Stained Glass

St Giles’ has a fine selection of stained glass windows, the earliest inserted in 1873. The most famous are the beautiful Burne-Jones window and the strikingly different Great West Window which celebrates Robert Burns, Scotland’s national poet, and dates from 1985.

During the Middle Ages, there would have been stained glass in the church, but only a few tiny fragments survive. These can be seen in two of the windows in the Lower Aisle. The Reformers disapproved of stained glass windows, because these often depicted saints and other images, and we know that by 1575-6 the St Giles’ windows were filled with clear, diamond–paned glass instead.

William Chambers was determined to insert stained glass again when he restored the Cathedral in the 1870s and 80s. By then Presbyterian objections were gradually fading away. No stained glass had been made in Scotland since the Reformation but in 1837 James Ballantine had set up his studio in Edinburgh.

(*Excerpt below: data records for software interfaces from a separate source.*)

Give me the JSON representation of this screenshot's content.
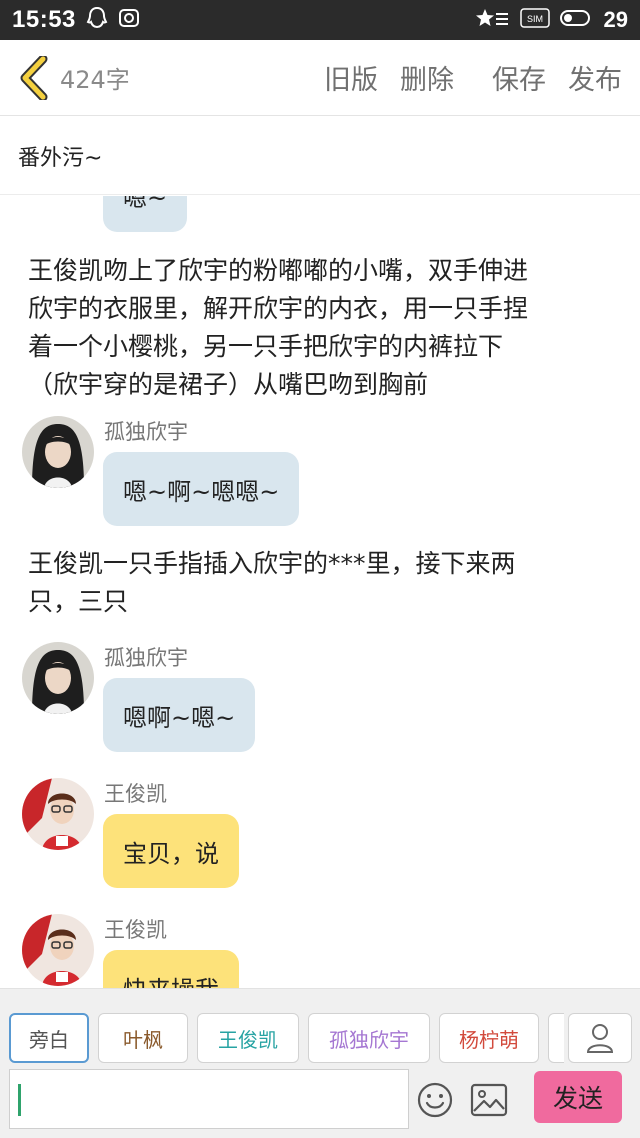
{
  "status_bar": {
    "time": "15:53",
    "sim_label": "SIM",
    "battery": "29"
  },
  "header": {
    "word_count": "424字",
    "actions": [
      "旧版",
      "删除",
      "保存",
      "发布"
    ]
  },
  "story": {
    "title": "番外污~"
  },
  "content": {
    "items": [
      {
        "type": "bubble_partial",
        "color": "blue",
        "text": "嗯~"
      },
      {
        "type": "narration",
        "lines": [
          "王俊凯吻上了欣宇的粉嘟嘟的小嘴，双手伸进",
          "欣宇的衣服里，解开欣宇的内衣，用一只手捏",
          "着一个小樱桃，另一只手把欣宇的内裤拉下",
          "（欣宇穿的是裙子）从嘴巴吻到胸前"
        ]
      },
      {
        "type": "message",
        "speaker": "孤独欣宇",
        "color": "blue",
        "text": "嗯~啊~嗯嗯~"
      },
      {
        "type": "narration",
        "lines": [
          "王俊凯一只手指插入欣宇的***里，接下来两",
          "只，三只"
        ]
      },
      {
        "type": "message",
        "speaker": "孤独欣宇",
        "color": "blue",
        "text": "嗯啊~嗯~"
      },
      {
        "type": "message",
        "speaker": "王俊凯",
        "color": "yellow",
        "text": "宝贝，说"
      },
      {
        "type": "message",
        "speaker": "王俊凯",
        "color": "yellow",
        "text": "快来操我"
      }
    ]
  },
  "bottom_bar": {
    "characters": [
      {
        "label": "旁白",
        "color": "#555555",
        "active": true
      },
      {
        "label": "叶枫",
        "color": "#8a5a2c",
        "active": false
      },
      {
        "label": "王俊凯",
        "color": "#27a3a3",
        "active": false
      },
      {
        "label": "孤独欣宇",
        "color": "#a577d2",
        "active": false
      },
      {
        "label": "杨柠萌",
        "color": "#d24a3c",
        "active": false
      }
    ],
    "input_value": "",
    "send_label": "发送"
  },
  "colors": {
    "accent_yellow": "#f1c40f",
    "bubble_blue": "#d9e6ee",
    "bubble_yellow": "#fde27a",
    "send_pink": "#f06a9e"
  }
}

He gained wide publicity when he won a national competition to design some of the stained glass windows for the new Houses of Parliament at Westminster and Chambers commissioned him to produce nine new windows for the Cathedral chancel, illustrating the life of Christ. The well-known artist Robert Herdman advised on the design, and the windows were paid for by a series of donors whose names are recorded on them. The focal point of the series is The Great East Window, donated by Lord Provost of Edinburgh, Sir James Falshaw.

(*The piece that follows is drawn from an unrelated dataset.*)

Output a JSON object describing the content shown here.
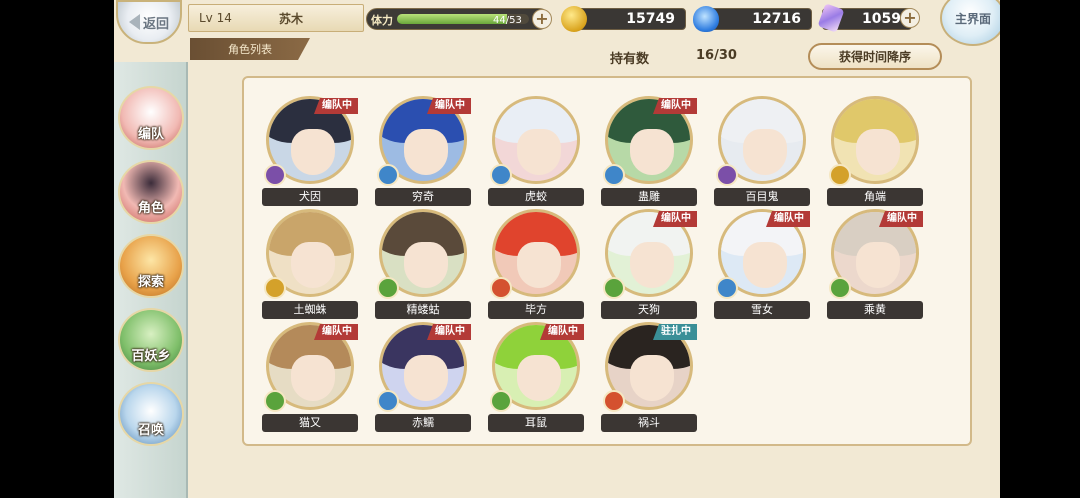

After the death of Chambers, the Cathedral Managing Board continued to deal with the insertion of new windows, mostly depicting biblical scenes. As many as 33 in all were supplied by Ballantine’s firm, and there are others by Daniel Cottier, Edward Burne-Jones, Karl Parsons, William Wilson, Douglas Strachan (North Window, Warden Children Memorial Window) and, most recently, Leifur Breidfjord, who subsequently designed the blue glass porch at the West Door.